Most of the Passages counselors are camp alums who want to continue the Passages experience. To become a counselor in training, Tobin has the kids complete an application and go through a rigorous process that includes multiple interviews and reviewing a 13-page job description. He conducted approximately one hundred interviews over a 4-month period to hire forty-four new staff members for the upcoming season. He hires early so the staff can block off weekends for training, and he tells the staff he would never put them in a position of responsibility without properly preparing them.
Parents like Michelle O’Donnell think the lessons her daughters learned from going through the hiring process and working as a counselor went a long way. She and her husband were impressed with the leadership skills Holly and Caroline picked up while enrolled at the camp. She says, “Kevin is a great mentor. He is gentle with people. He is fun with people, but he leads, and he has some very nice standards like all inclusiveness.”
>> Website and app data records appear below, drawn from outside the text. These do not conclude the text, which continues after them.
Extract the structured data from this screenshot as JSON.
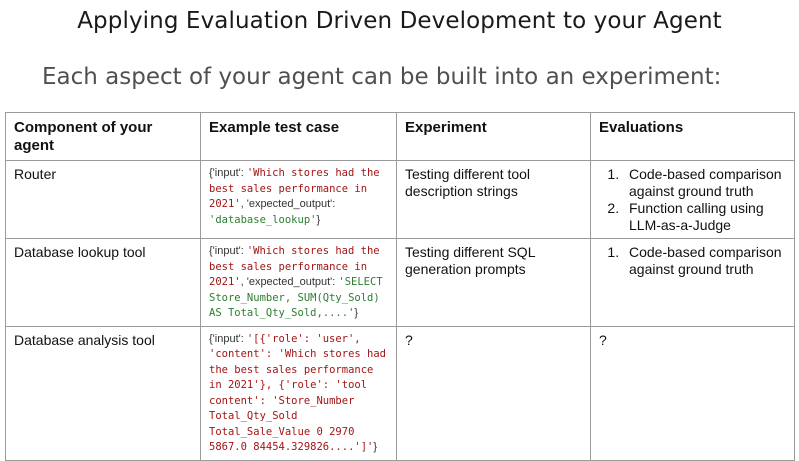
{
  "title": "Applying Evaluation Driven Development to your Agent",
  "subtitle": "Each aspect of your agent can be built into an experiment:",
  "table": {
    "headers": [
      "Component of your agent",
      "Example test case",
      "Experiment",
      "Evaluations"
    ],
    "rows": [
      {
        "component": "Router",
        "test_case": {
          "t1": "{'input': ",
          "t2": "'Which stores had the best sales performance in 2021'",
          "t3": ", 'expected_output': ",
          "t4": "'database_lookup'",
          "t5": "}"
        },
        "experiment": "Testing different tool description strings",
        "evaluations": [
          "Code-based comparison against ground truth",
          "Function calling using LLM-as-a-Judge"
        ]
      },
      {
        "component": "Database lookup tool",
        "test_case": {
          "t1": "{'input': ",
          "t2": "'Which stores had the best sales performance in 2021'",
          "t3": ", 'expected_output': ",
          "t4": "'SELECT Store_Number, SUM(Qty_Sold) AS Total_Qty_Sold,....'",
          "t5": "}"
        },
        "experiment": "Testing different SQL generation prompts",
        "evaluations": [
          "Code-based comparison against ground truth"
        ]
      },
      {
        "component": "Database analysis tool",
        "test_case": {
          "t1": "{'input': ",
          "t2": "'[{'role': 'user', 'content': 'Which stores had the best sales performance in 2021'}, {'role': 'tool content': 'Store_Number Total_Qty_Sold Total_Sale_Value 0 2970 5867.0 84454.329826....']'",
          "t3": "}"
        },
        "experiment": "?",
        "evaluations_text": "?"
      }
    ]
  }
}
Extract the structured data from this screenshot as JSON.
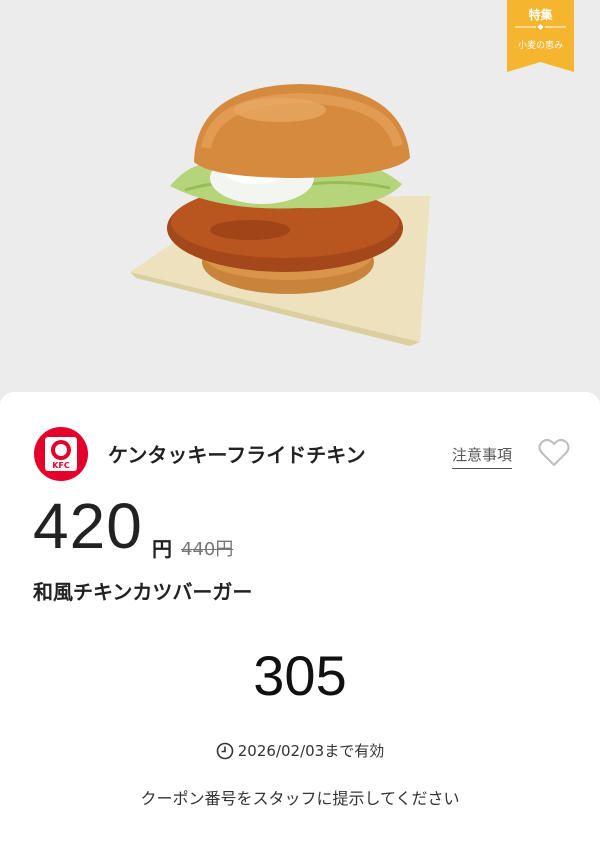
{
  "banner": {
    "badge_top": "特集",
    "badge_bottom": "小麦の恵み",
    "badge_color": "#f5b52e"
  },
  "store": {
    "name": "ケンタッキーフライドチキン",
    "logo_text": "KFC",
    "logo_color": "#e4002b"
  },
  "notes_link": "注意事項",
  "favorite_icon": "heart-outline-icon",
  "price": {
    "current": "420",
    "unit": "円",
    "original": "440円"
  },
  "product": {
    "name": "和風チキンカツバーガー"
  },
  "coupon": {
    "code": "305",
    "validity": "2026/02/03まで有効",
    "instruction": "クーポン番号をスタッフに提示してください"
  }
}
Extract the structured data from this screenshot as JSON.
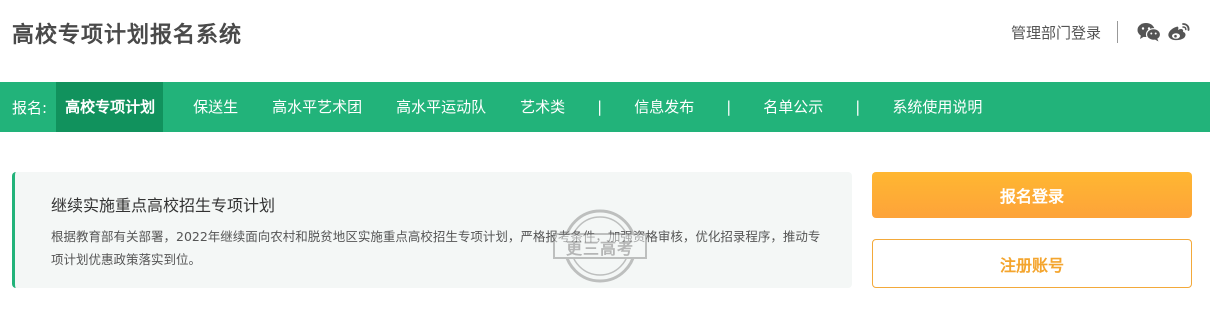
{
  "header": {
    "title": "高校专项计划报名系统",
    "admin_login": "管理部门登录",
    "icons": [
      "wechat-icon",
      "weibo-icon"
    ]
  },
  "nav": {
    "prefix": "报名:",
    "items": [
      {
        "label": "高校专项计划",
        "active": true
      },
      {
        "label": "保送生"
      },
      {
        "label": "高水平艺术团"
      },
      {
        "label": "高水平运动队"
      },
      {
        "label": "艺术类"
      },
      {
        "label": "信息发布"
      },
      {
        "label": "名单公示"
      },
      {
        "label": "系统使用说明"
      }
    ],
    "separator": "|"
  },
  "card": {
    "title": "继续实施重点高校招生专项计划",
    "body": "根据教育部有关部署，2022年继续面向农村和脱贫地区实施重点高校招生专项计划，严格报考条件，加强资格审核，优化招录程序，推动专项计划优惠政策落实到位。"
  },
  "watermark": {
    "text": "更三高考"
  },
  "actions": {
    "login": "报名登录",
    "register": "注册账号"
  },
  "colors": {
    "brand_green": "#22b37a",
    "active_green": "#11925d",
    "orange": "#fda33a"
  }
}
Part of that natural mentoring is helping kids find their path. Tobin says about half the kids have an idea what they want to do after high school, but that doesn’t necessarily put them ahead. “I tell them, ‘First find out what you love, and you find that out by trying a lot of things, and then there’s a way for you [youth counselors] to find a livelihood.’”
He laughs about not going into the field of engineering, but it’s clear that this camp is run by someone with the precision of an engineer and the heart of someone who values the wellbeing of the campers and counselors. “Our job is just not ever to let anyone slip through the cracks … not in risk management, and not emotionally,” he explains.
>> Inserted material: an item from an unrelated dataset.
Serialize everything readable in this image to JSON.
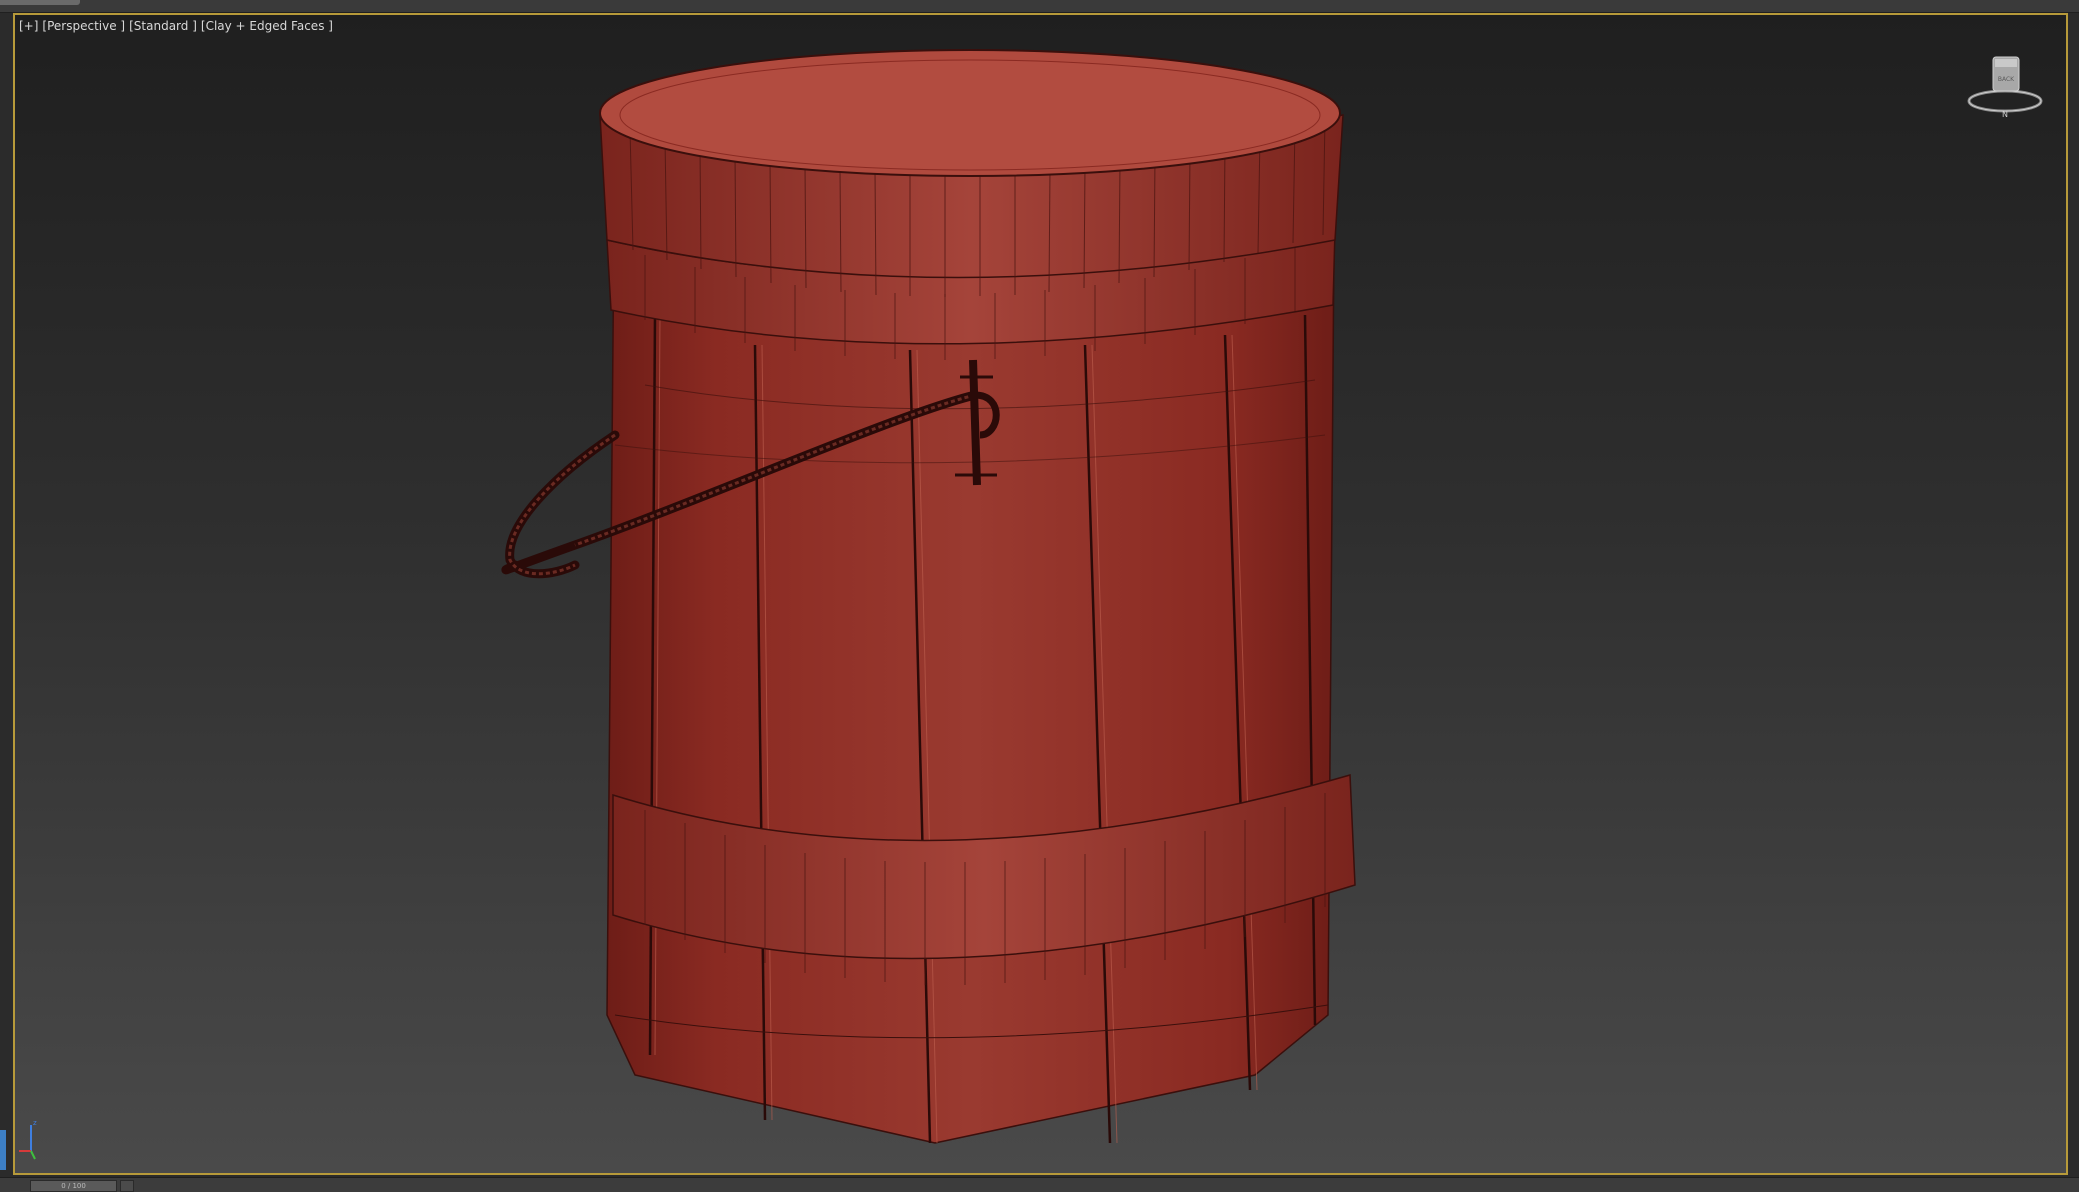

And there is some risk to what these campers are doing. One of the challenges for staff is staying on top of the current conditions of the James. It’s become a part of the process. “We’re really accustomed to perceive risk as ‘this is where that log is in the river’ or ‘this is where the top of the cliff is,’” Tobin explains.
Part of that is not pushing the campers, but supporting and encouraging them and letting them go at their own speed. “It’s not a race, it will come to them,” Tobin says.
Summer Camps and COVID-19
Last summer, the coronavirus pandemic was another risk to be managed. Tobin was adamant about keeping the camp running.
He and his team reworked some of the details to accommodate health and safety protocols and put an emphasis on mask wearing, social distancing, and hand sanitizer. They purposefully didn’t use words like “virus” or “COVID” to give the kids a place away from the anxiety-inducing things happening around them.
At the end of the season, there were 900 campers, 170 staff members, and zero positive COVID-19 cases. Many of those same protocols will be used this summer in accordance with the current guidelines in Virginia and from the CDC.
Tobin says he’ll continue at Passages as long as it keeps motivating him to get out of bed in the morning. For now, he’s grateful for where he is. “I can’t tell you how many times a day I kind of look around, and I can’t believe that this is my job and this is where I get to be.”
Photos: Rich Young, Stephanie Garr Adams, Passages Adventure Camp